Exercise aim
Below are the entries; determine how many of their lines contain the string "JSON" and give that figure alone.

:: Provided material ::

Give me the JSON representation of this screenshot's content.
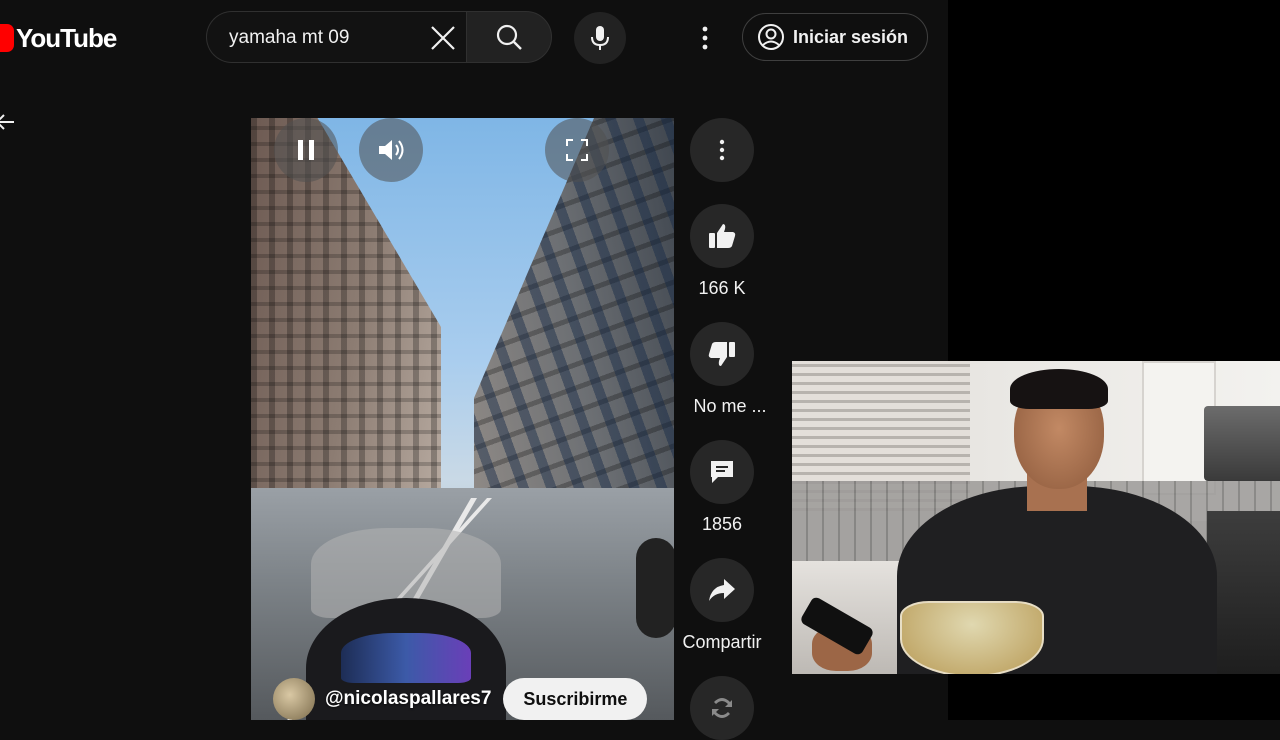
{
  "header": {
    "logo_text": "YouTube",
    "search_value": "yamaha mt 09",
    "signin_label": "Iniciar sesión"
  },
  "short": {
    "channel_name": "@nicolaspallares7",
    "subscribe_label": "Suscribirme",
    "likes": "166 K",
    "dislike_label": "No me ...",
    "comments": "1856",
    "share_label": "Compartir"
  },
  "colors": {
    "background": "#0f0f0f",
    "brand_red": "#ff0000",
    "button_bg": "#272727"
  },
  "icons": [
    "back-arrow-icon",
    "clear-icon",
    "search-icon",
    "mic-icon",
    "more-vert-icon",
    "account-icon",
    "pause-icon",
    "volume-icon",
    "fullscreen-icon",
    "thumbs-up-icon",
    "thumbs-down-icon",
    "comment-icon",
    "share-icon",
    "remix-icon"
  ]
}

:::
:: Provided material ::

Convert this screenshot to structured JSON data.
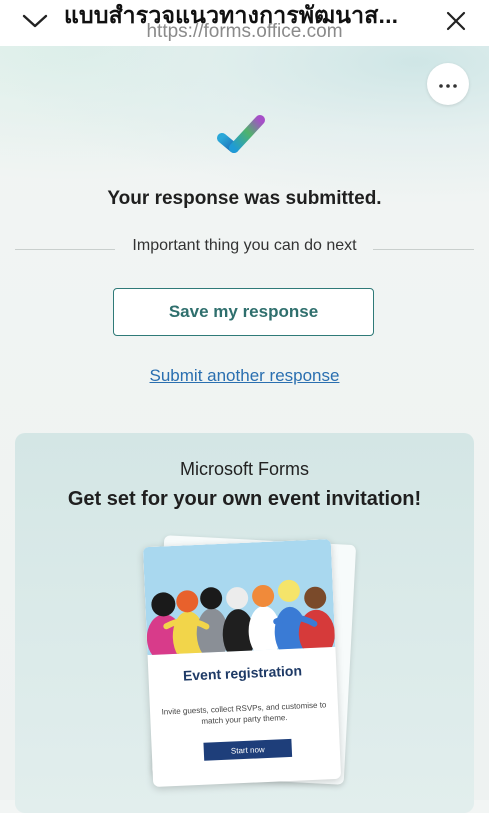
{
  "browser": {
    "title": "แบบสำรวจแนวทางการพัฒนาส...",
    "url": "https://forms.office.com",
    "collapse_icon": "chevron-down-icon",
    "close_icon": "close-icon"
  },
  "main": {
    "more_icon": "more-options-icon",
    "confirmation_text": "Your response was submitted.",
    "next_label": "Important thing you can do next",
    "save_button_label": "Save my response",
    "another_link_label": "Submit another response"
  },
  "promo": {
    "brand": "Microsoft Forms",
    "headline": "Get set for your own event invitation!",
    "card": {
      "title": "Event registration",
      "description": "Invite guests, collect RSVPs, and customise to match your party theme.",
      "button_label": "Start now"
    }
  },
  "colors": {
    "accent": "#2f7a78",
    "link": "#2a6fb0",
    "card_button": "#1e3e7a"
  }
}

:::

Solution to the exercise
2